How information systems impact task performance has attracted a significant amount of attention from information systems researchers and generated high interest among practitioners. A commonly accepted view is that the potential of information systems must be realized through system use. Nevertheless, existing findings regarding the impact of system use on task performance are not yet conclusive. We attributed this to the various conceptualizations of system use and the unclear mechanisms through which system use influences task performance. Thus, this research attempts to create a better understanding of how system use influences task performance. To this end, we developed an exploitative-explorative system use framework in order to reconcile the various conceptualizations of system use and to depict how both exploitative and explorative system use influences task performance through impacting task innovation, management control, and task productivity. We created an instantiation of the framework using USAGE (exploitative system use) and adaptive system use (ASU, explorative system use). We conducted two empirical studies involving two different populations and using two different technologies. The first study consisted of 212 experienced users of MS Office, whereas the second study employed 372 new users of a video-editing tool. Our findings offer insight into how exploitative system use and explorative system use independently and jointly influence task performance constructs and also have implications for research and practices.
Sun, Heshan; Wright, Ryan T.; and Thatcher, Jason
"Revisiting the Impact of System Use on Task Performance: An Exploitative-Explorative System Use Framework,"

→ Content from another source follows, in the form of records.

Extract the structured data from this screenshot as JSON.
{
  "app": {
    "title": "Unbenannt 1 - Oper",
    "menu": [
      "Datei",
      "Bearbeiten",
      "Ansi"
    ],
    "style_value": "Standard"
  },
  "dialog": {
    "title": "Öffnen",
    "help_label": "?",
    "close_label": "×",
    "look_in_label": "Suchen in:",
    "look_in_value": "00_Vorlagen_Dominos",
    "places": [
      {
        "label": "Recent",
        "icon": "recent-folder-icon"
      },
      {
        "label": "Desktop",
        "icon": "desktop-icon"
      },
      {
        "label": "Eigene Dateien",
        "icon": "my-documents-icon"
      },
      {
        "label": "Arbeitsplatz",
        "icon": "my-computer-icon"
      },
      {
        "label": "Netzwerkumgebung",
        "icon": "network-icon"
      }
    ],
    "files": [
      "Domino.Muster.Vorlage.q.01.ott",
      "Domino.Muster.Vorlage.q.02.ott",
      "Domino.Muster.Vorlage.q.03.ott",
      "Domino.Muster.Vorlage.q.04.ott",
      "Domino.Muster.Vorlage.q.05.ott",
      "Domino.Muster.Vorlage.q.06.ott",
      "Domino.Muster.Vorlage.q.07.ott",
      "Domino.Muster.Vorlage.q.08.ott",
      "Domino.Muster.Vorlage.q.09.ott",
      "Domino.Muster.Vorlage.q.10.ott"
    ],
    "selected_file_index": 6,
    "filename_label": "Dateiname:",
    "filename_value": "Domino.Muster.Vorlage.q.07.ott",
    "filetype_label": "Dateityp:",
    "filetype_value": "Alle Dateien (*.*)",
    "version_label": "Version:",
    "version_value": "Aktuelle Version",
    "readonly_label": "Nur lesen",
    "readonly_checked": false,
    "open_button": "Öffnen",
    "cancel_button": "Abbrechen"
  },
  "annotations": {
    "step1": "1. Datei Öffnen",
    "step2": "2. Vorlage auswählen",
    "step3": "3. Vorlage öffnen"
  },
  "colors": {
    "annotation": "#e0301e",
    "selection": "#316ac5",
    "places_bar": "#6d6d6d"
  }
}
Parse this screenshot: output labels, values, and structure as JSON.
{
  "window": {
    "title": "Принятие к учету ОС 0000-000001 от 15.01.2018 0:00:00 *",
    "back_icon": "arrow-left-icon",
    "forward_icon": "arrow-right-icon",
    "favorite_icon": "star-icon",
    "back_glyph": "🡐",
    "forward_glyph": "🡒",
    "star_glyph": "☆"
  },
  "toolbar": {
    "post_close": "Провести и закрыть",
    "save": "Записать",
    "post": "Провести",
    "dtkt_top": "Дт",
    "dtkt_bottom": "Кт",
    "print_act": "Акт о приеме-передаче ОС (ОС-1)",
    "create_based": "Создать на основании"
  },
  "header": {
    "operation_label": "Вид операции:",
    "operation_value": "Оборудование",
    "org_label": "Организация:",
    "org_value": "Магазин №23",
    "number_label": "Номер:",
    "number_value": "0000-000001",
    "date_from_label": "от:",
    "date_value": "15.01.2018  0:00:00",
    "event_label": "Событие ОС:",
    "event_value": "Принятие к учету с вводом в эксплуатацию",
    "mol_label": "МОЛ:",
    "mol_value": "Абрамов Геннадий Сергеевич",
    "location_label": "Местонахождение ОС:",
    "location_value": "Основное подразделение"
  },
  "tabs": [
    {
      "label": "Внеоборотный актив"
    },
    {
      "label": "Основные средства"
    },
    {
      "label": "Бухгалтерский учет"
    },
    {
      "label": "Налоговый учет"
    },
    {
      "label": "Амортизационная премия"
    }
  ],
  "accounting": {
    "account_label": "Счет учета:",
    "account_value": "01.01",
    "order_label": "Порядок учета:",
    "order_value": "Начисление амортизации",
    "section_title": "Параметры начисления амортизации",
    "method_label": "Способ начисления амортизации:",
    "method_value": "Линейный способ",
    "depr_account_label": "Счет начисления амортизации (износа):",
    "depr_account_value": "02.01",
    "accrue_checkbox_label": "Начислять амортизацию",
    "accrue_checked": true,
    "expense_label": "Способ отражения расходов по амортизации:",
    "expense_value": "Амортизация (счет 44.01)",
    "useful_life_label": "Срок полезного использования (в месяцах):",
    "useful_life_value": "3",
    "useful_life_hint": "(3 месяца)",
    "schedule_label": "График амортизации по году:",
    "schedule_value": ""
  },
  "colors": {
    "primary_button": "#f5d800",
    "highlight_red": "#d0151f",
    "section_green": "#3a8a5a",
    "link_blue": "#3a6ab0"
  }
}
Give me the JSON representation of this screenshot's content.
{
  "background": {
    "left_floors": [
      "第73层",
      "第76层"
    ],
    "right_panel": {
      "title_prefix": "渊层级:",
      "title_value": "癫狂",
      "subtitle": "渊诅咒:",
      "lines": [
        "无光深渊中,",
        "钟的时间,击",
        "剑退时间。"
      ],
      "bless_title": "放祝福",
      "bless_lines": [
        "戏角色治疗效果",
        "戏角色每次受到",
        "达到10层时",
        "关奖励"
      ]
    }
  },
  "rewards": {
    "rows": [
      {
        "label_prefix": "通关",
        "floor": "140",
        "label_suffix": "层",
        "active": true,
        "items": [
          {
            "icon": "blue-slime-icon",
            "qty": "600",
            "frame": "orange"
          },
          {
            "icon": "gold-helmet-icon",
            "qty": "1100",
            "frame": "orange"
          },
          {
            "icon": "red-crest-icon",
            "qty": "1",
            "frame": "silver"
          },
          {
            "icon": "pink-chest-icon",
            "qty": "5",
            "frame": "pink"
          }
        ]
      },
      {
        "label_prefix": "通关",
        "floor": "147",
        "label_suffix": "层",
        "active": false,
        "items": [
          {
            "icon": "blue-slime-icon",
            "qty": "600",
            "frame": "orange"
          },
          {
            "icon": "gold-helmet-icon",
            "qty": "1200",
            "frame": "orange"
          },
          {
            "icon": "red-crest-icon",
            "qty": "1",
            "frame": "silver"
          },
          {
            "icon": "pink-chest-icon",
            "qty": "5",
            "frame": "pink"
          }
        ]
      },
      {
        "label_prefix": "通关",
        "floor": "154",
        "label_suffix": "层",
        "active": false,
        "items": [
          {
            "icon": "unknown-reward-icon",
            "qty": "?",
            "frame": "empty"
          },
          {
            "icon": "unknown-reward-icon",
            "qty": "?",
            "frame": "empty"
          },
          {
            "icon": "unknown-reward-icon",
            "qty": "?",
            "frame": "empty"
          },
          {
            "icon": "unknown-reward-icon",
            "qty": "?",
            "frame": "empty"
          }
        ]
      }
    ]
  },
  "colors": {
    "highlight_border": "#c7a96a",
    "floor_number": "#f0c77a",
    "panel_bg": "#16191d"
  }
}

Journal of the Association for Information Systems: Vol. 20
, Article 3.
Available at: https://aisel.aisnet.org/jais/vol20/iss4/3